Look through the entries below. Report each line that has the word "Spieler" in it.

- **Records to process**
* * * * * * *

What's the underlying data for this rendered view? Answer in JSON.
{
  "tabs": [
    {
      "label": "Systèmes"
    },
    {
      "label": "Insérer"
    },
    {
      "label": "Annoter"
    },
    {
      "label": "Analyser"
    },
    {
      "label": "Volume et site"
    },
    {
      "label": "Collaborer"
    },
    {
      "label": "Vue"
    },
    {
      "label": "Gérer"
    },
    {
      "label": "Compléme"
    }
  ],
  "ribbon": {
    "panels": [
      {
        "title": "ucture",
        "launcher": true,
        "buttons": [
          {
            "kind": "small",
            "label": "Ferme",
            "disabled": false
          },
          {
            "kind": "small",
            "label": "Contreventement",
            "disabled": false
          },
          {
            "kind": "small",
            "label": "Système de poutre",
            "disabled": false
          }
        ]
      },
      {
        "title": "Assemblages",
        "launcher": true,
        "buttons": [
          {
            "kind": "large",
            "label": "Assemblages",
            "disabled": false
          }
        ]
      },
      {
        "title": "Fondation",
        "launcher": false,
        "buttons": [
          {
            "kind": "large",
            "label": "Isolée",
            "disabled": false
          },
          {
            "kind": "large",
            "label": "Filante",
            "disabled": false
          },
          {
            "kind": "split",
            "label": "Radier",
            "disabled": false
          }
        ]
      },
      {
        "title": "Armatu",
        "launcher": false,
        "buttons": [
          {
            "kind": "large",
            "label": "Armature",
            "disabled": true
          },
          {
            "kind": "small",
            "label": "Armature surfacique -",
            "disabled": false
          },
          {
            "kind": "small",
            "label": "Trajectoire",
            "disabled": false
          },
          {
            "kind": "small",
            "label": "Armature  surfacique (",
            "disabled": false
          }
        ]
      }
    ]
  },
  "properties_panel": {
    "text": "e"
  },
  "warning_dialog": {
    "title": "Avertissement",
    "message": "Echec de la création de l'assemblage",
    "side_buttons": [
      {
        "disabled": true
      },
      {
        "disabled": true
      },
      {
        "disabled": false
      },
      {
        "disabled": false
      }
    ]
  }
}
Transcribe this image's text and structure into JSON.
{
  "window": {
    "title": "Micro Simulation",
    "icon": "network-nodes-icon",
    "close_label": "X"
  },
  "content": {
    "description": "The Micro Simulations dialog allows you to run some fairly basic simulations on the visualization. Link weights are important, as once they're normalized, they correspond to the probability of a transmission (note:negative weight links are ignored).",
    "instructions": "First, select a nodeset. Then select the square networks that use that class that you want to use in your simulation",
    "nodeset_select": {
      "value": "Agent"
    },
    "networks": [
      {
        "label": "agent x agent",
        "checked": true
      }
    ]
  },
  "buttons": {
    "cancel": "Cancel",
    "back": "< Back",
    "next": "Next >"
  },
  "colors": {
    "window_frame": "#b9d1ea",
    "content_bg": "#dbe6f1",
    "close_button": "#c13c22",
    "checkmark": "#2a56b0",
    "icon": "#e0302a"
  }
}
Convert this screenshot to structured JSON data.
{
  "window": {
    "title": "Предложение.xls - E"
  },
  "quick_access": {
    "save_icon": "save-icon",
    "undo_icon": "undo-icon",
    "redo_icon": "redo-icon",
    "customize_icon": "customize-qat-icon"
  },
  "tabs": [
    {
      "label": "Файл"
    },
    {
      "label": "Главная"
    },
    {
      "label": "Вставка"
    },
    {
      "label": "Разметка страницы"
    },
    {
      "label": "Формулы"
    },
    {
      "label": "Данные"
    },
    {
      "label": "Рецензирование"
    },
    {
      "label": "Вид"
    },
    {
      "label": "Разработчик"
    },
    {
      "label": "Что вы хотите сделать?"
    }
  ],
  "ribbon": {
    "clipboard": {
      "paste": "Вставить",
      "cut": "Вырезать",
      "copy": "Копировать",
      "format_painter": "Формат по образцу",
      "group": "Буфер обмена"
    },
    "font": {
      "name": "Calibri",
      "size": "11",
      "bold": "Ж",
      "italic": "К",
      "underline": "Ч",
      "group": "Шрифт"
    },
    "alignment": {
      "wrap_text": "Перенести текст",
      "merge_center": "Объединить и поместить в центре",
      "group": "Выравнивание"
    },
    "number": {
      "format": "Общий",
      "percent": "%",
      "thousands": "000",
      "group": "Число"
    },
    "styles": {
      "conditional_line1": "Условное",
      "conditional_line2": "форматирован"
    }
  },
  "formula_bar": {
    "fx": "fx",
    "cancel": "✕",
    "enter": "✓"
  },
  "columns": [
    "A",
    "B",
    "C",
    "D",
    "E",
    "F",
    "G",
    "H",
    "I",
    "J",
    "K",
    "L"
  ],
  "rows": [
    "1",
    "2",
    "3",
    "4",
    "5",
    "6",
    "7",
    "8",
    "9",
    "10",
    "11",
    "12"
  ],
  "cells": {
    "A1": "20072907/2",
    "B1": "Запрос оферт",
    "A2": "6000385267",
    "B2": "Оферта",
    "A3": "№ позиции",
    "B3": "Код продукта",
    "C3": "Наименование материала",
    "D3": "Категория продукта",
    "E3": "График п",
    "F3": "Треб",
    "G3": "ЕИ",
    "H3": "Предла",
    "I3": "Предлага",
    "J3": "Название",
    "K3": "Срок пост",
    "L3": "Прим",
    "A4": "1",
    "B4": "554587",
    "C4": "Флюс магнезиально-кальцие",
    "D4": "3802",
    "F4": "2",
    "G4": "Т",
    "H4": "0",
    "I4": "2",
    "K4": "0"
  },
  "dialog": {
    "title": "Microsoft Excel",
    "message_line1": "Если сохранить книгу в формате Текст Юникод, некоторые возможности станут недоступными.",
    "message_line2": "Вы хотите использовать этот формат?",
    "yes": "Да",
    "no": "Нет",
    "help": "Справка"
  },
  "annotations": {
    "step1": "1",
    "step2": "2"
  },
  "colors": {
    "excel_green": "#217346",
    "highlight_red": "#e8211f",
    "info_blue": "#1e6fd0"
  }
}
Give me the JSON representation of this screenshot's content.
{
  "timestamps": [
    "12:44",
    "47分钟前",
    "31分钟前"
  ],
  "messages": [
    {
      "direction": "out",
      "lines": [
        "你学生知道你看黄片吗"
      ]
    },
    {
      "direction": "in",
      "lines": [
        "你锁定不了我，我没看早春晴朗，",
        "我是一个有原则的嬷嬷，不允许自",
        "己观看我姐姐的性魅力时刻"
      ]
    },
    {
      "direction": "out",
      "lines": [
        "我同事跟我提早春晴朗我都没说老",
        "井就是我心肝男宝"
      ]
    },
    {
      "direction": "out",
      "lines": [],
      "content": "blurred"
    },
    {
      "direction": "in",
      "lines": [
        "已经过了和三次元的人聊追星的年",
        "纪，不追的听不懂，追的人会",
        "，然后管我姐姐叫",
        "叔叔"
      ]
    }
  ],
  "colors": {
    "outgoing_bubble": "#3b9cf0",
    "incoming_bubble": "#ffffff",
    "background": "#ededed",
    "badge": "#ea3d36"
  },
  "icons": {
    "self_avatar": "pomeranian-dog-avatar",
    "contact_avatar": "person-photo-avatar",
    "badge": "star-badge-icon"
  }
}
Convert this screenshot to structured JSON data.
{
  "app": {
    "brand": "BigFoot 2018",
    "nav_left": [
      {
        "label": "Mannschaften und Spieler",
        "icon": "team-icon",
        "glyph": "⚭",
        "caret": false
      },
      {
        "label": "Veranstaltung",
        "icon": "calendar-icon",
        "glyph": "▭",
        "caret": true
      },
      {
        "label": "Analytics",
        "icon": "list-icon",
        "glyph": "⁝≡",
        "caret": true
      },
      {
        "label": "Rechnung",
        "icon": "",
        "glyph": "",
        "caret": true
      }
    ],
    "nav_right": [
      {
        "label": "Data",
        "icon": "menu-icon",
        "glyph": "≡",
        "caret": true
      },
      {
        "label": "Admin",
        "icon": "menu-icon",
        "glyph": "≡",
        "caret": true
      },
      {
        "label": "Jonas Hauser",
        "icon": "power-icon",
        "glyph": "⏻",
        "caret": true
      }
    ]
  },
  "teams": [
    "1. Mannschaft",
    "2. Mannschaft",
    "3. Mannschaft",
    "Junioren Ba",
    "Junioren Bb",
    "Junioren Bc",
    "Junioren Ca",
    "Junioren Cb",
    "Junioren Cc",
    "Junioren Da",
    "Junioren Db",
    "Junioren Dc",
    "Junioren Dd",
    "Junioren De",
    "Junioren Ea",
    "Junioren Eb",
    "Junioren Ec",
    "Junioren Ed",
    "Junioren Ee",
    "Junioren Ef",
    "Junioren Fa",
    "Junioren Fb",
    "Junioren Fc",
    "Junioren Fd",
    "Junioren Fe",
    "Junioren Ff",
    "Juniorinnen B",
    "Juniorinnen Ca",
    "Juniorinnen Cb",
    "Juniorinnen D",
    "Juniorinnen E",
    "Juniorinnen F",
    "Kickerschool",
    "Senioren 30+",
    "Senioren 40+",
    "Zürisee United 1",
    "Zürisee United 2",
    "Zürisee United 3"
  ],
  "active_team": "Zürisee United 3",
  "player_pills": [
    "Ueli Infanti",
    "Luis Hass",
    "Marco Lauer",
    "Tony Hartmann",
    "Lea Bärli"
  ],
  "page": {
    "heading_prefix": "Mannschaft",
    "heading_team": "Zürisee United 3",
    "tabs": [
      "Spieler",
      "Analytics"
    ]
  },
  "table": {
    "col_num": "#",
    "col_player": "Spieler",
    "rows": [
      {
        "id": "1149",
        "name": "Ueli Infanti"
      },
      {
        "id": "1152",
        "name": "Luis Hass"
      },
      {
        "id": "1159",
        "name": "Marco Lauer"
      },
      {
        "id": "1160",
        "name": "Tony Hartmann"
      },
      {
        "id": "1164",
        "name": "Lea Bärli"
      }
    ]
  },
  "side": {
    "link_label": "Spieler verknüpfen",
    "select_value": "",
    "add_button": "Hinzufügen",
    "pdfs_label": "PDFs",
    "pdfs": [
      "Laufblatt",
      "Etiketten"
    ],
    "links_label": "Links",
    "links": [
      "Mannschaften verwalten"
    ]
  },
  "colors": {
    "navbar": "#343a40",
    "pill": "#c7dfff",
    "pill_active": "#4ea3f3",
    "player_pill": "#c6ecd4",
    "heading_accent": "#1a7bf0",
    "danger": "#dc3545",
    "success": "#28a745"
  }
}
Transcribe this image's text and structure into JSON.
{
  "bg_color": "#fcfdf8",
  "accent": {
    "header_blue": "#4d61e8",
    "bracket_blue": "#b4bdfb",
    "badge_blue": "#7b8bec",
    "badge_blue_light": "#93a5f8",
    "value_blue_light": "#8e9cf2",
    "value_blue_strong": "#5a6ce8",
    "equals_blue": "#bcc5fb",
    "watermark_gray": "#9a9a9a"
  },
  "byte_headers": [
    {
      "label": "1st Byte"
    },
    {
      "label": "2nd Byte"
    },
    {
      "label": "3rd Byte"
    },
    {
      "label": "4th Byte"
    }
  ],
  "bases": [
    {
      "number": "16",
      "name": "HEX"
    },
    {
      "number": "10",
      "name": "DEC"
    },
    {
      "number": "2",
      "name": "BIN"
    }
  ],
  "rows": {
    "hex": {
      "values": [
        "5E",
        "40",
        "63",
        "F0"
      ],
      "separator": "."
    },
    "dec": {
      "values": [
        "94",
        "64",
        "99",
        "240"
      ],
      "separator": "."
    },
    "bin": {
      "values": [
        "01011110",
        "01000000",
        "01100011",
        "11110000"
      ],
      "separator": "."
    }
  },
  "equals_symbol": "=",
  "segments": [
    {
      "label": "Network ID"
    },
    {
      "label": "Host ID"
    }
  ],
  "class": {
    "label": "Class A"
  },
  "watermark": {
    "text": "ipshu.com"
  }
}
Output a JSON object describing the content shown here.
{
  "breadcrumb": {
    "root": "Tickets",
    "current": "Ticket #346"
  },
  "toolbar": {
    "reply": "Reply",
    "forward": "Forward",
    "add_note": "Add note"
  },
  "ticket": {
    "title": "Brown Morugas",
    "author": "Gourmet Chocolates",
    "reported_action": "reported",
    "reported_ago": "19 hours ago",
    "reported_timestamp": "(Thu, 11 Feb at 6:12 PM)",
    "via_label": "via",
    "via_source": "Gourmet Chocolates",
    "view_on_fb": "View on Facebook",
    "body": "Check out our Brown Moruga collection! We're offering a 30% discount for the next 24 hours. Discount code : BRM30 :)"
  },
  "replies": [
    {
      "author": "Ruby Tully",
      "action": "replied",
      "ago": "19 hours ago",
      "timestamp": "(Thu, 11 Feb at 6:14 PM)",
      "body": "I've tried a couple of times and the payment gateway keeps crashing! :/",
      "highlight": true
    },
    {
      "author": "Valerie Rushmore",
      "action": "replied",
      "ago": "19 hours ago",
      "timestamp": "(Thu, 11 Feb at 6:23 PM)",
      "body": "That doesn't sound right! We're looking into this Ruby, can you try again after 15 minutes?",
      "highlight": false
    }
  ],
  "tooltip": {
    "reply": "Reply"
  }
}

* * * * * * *

- **Answer to the problem**
        "label": "Mannschaften und Spieler",
      "Spieler",
    "col_player": "Spieler",
    "link_label": "Spieler verknüpfen",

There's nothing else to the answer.